### Task details
Pick out every line of the entries below where "Course" occurs, and copy those lines.

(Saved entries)
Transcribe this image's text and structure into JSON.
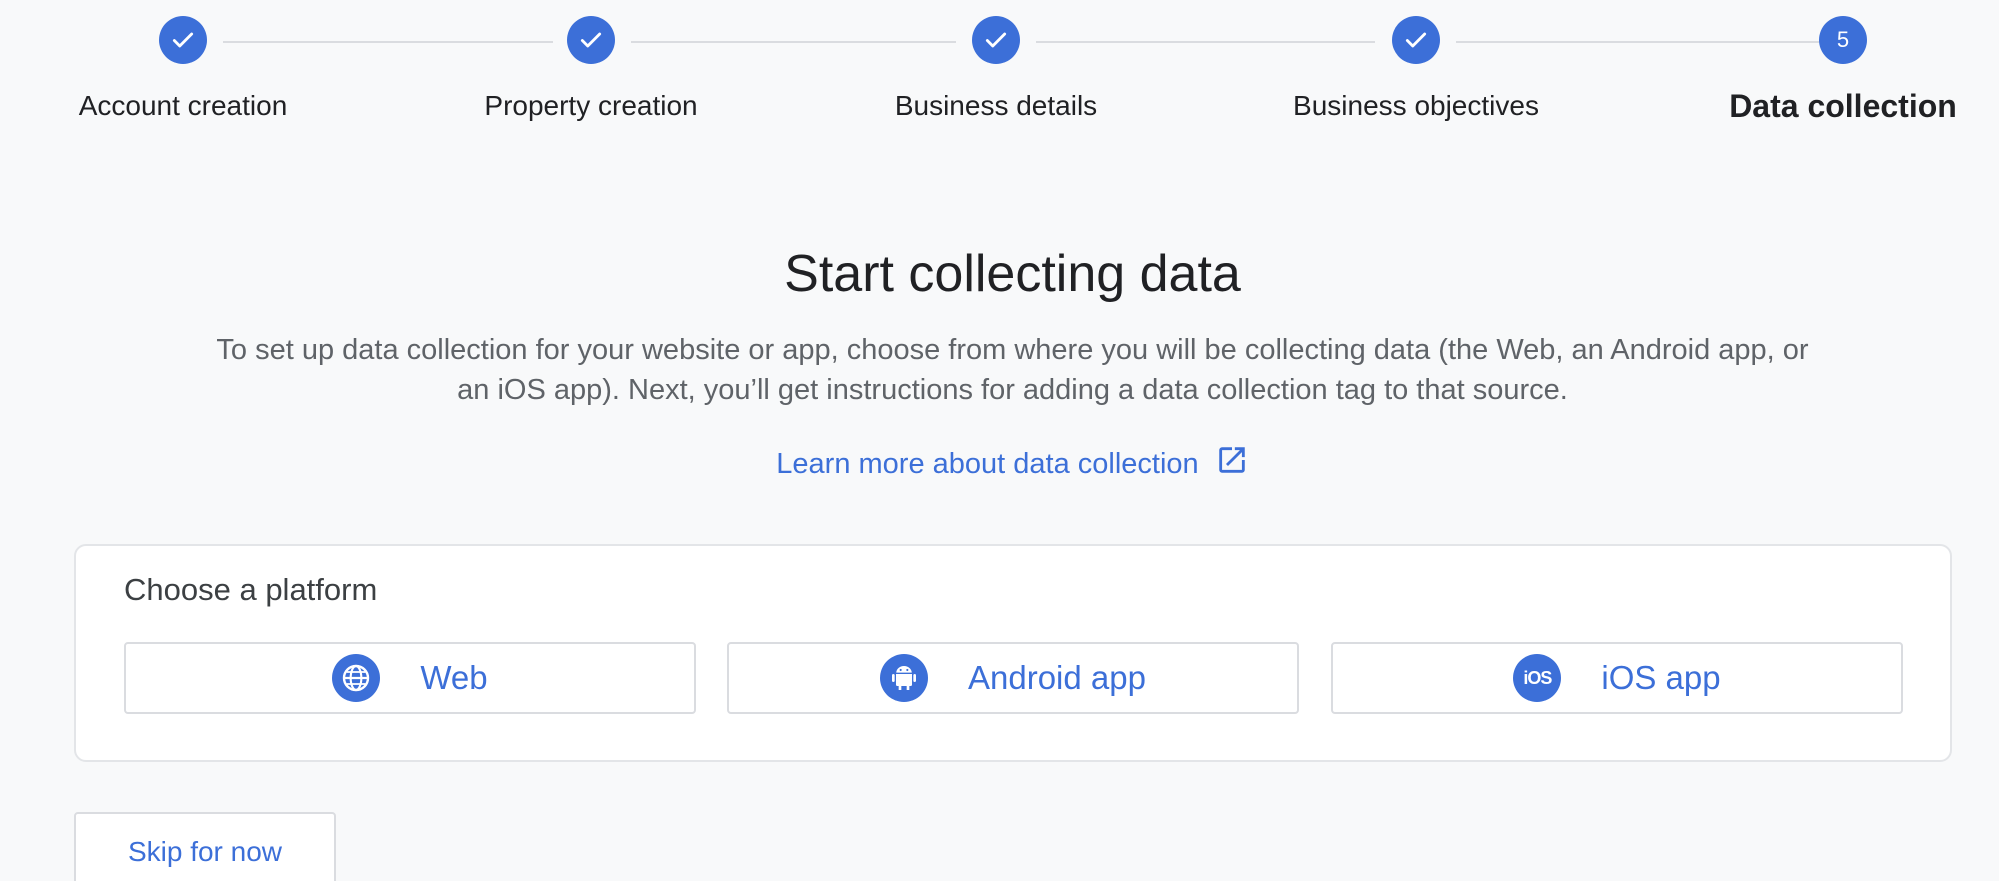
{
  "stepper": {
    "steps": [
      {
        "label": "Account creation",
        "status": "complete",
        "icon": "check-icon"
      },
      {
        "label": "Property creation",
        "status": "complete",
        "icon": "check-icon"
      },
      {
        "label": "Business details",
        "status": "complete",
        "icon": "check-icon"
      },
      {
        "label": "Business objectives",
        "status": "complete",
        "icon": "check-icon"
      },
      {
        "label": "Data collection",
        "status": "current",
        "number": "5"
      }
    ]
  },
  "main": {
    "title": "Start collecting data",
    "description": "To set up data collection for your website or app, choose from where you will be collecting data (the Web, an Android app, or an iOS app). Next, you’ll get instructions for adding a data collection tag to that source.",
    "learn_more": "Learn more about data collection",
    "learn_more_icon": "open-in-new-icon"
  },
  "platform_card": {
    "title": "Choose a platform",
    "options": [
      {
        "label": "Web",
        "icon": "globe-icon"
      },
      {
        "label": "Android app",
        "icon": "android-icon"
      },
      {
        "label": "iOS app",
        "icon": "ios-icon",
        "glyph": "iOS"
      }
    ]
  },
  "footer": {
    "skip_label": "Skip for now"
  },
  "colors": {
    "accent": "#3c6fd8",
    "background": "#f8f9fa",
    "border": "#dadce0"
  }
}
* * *
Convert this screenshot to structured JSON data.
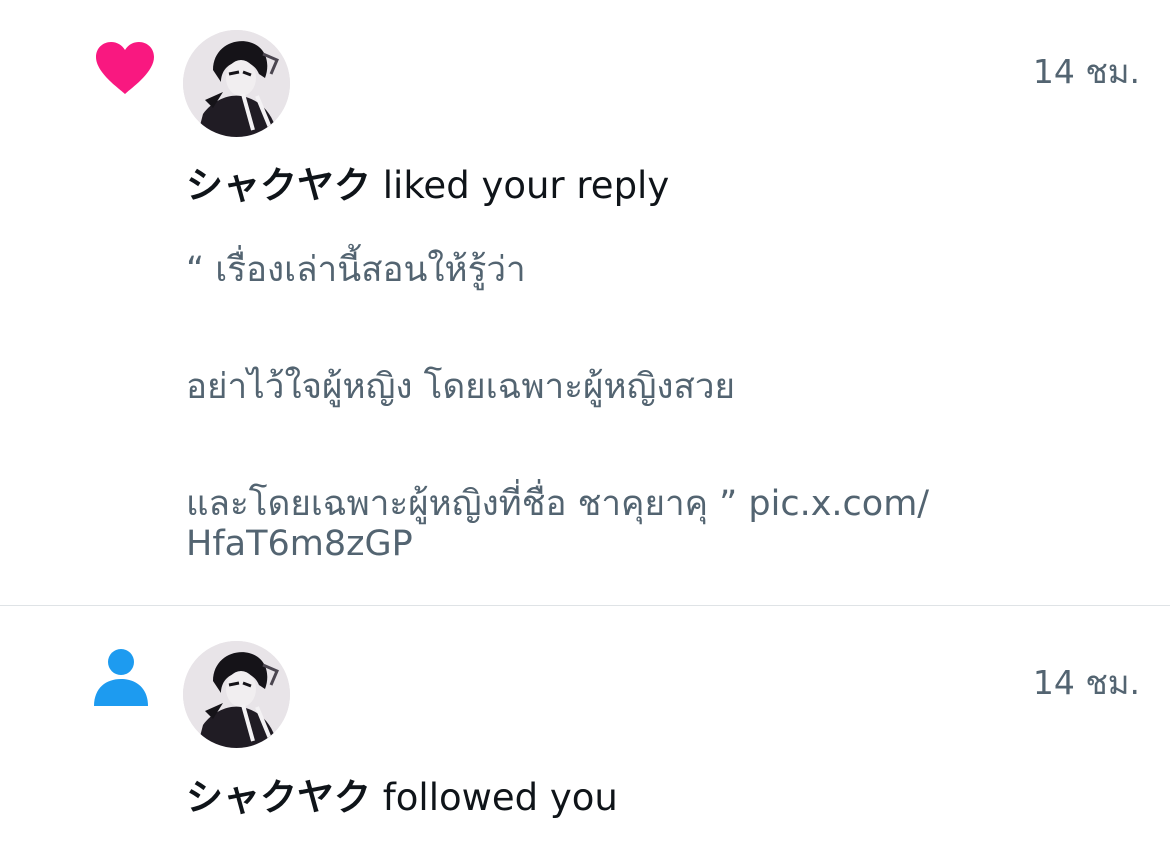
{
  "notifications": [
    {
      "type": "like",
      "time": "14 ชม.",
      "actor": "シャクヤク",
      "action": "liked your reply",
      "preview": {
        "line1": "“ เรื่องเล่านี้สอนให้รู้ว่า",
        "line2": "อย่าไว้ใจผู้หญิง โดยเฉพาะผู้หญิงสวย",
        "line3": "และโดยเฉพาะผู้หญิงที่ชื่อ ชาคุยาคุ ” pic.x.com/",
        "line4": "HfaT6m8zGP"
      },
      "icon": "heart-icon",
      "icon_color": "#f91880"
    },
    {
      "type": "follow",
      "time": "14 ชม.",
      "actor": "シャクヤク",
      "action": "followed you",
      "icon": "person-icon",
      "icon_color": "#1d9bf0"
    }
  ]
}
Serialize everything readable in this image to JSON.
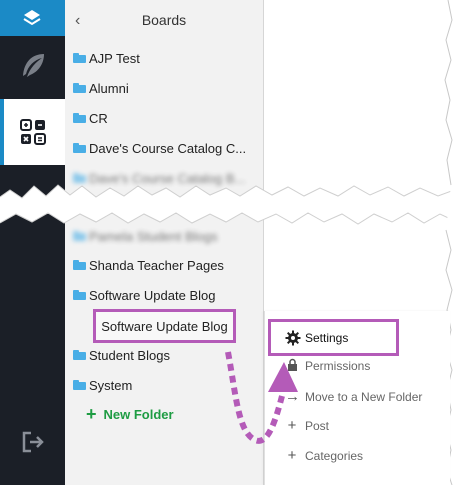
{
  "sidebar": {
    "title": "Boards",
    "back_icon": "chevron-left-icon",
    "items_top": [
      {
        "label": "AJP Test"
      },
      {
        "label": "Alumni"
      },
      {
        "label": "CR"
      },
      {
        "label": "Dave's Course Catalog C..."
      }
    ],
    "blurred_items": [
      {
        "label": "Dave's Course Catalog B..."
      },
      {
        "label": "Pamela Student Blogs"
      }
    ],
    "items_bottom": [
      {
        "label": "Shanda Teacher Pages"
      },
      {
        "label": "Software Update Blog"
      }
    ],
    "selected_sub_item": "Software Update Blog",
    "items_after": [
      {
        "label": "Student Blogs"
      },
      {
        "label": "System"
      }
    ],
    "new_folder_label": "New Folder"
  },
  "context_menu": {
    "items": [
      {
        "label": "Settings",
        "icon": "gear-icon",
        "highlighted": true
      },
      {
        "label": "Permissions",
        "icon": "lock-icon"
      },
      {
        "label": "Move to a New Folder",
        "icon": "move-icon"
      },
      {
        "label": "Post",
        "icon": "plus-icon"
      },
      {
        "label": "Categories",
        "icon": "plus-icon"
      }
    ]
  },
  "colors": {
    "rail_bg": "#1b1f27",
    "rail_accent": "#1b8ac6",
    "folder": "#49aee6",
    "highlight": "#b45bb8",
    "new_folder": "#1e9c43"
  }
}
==
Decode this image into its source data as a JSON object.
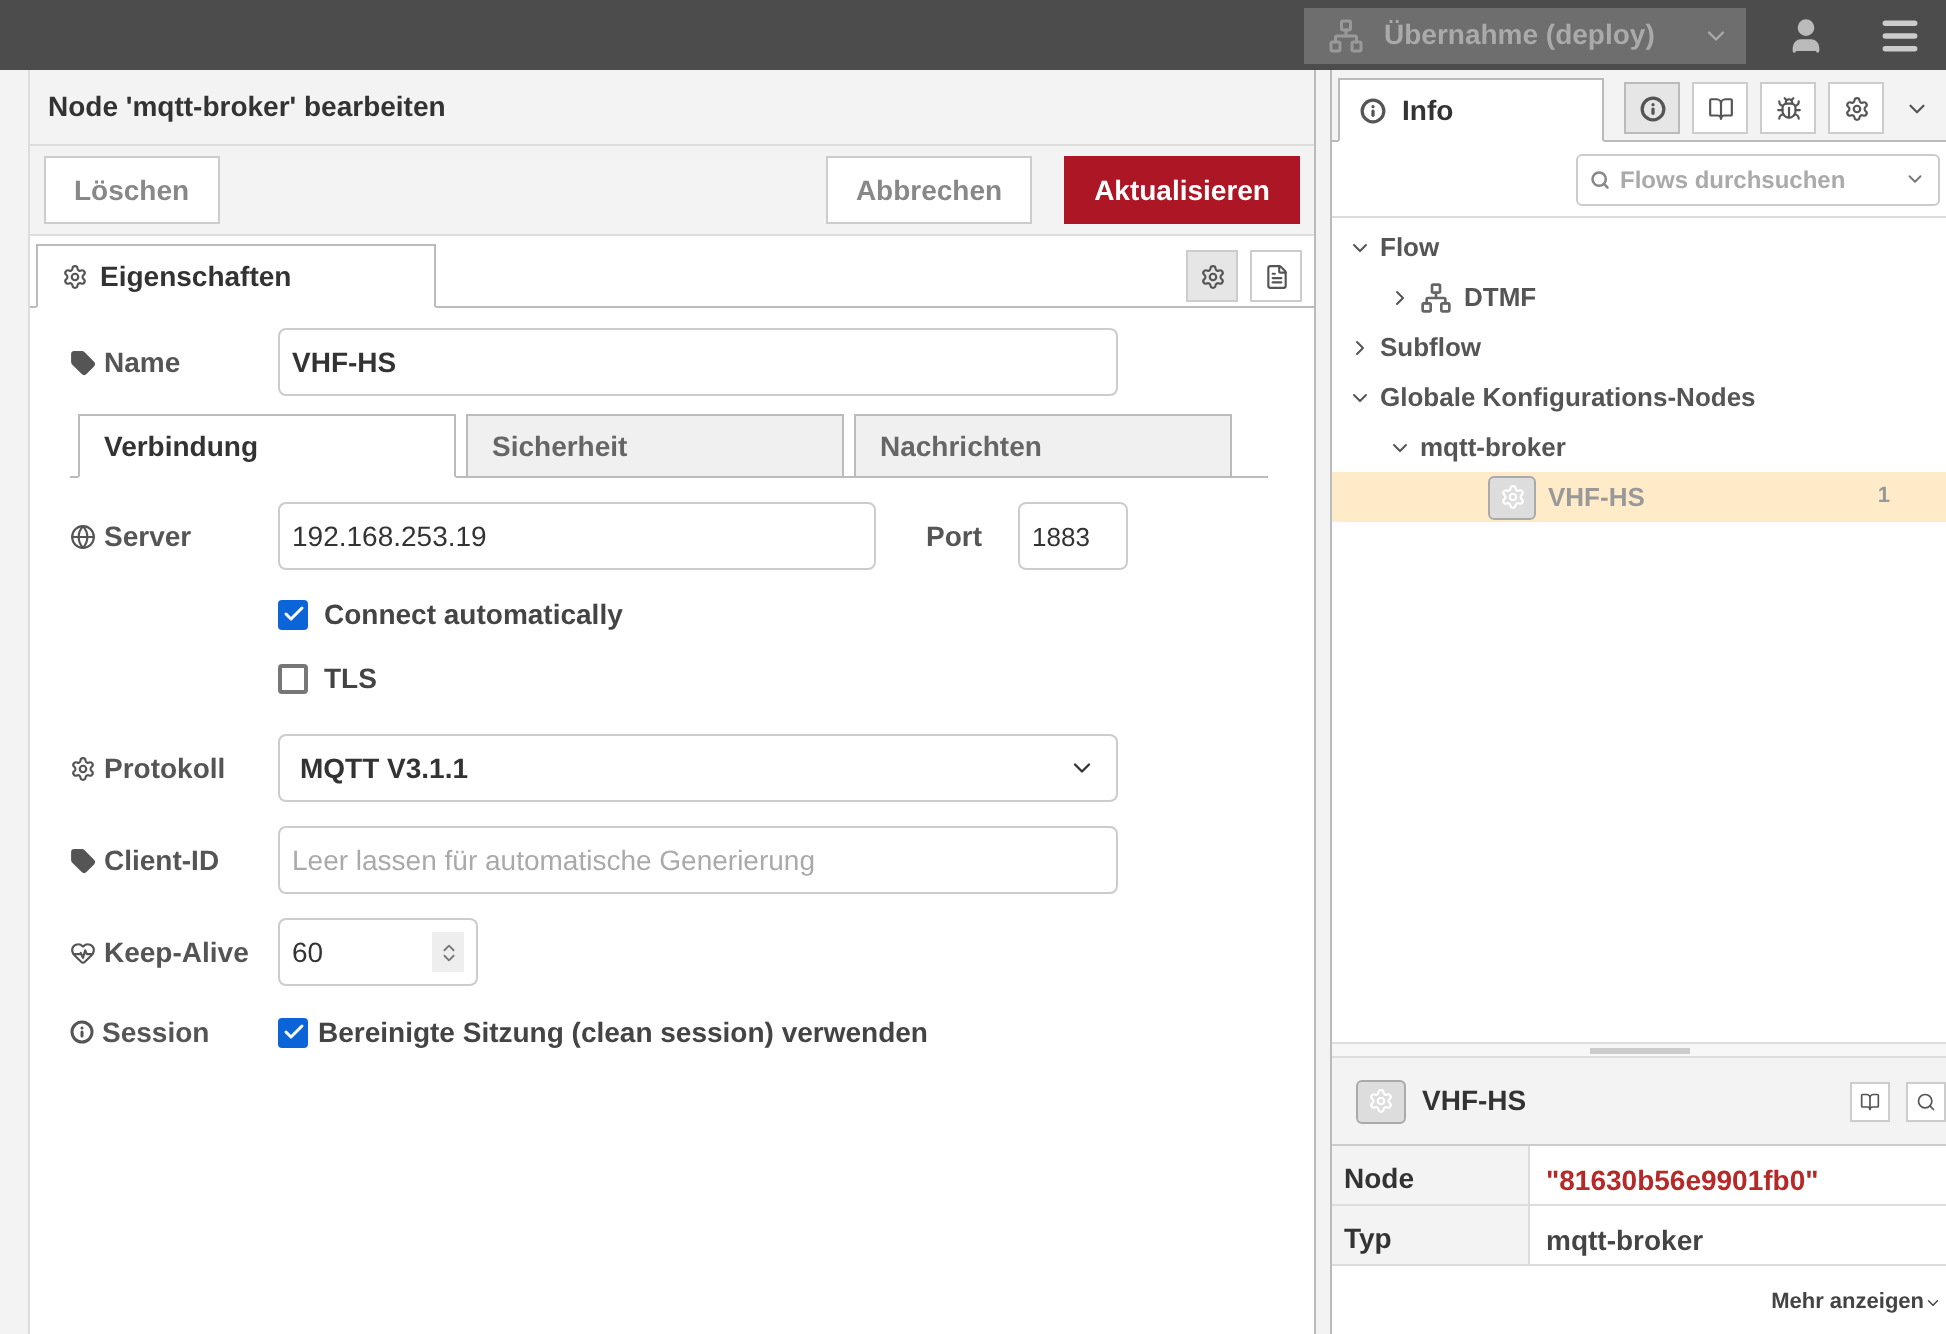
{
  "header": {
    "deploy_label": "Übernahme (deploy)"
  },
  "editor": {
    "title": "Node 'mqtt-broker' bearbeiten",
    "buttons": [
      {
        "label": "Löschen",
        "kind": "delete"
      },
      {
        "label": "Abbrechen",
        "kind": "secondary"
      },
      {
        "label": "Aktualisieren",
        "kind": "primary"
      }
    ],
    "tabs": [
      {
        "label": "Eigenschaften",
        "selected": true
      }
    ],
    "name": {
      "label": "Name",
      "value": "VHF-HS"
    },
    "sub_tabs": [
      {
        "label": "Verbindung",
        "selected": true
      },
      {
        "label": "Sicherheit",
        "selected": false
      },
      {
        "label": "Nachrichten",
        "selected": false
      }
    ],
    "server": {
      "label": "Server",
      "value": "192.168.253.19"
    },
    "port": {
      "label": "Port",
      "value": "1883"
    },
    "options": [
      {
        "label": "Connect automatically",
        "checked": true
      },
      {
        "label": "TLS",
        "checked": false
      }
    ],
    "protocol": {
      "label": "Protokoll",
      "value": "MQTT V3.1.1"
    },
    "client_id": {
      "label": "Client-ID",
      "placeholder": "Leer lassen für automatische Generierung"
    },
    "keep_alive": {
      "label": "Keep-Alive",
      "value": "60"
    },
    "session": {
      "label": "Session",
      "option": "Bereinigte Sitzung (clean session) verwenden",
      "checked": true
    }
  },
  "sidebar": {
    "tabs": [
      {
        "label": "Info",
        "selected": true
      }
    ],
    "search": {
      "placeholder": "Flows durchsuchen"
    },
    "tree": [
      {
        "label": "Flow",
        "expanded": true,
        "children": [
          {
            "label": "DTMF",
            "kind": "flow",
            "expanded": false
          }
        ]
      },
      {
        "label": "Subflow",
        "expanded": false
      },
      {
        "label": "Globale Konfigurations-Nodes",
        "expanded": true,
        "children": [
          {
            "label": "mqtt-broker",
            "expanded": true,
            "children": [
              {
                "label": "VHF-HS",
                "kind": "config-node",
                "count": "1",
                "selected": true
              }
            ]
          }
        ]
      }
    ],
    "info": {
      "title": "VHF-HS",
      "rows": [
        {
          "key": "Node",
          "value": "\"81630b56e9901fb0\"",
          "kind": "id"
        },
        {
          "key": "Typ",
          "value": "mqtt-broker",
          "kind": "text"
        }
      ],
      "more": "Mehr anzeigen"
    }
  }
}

### Your solution
        "label": "Dave's Course Catalog C..."
        "label": "Dave's Course Catalog B..."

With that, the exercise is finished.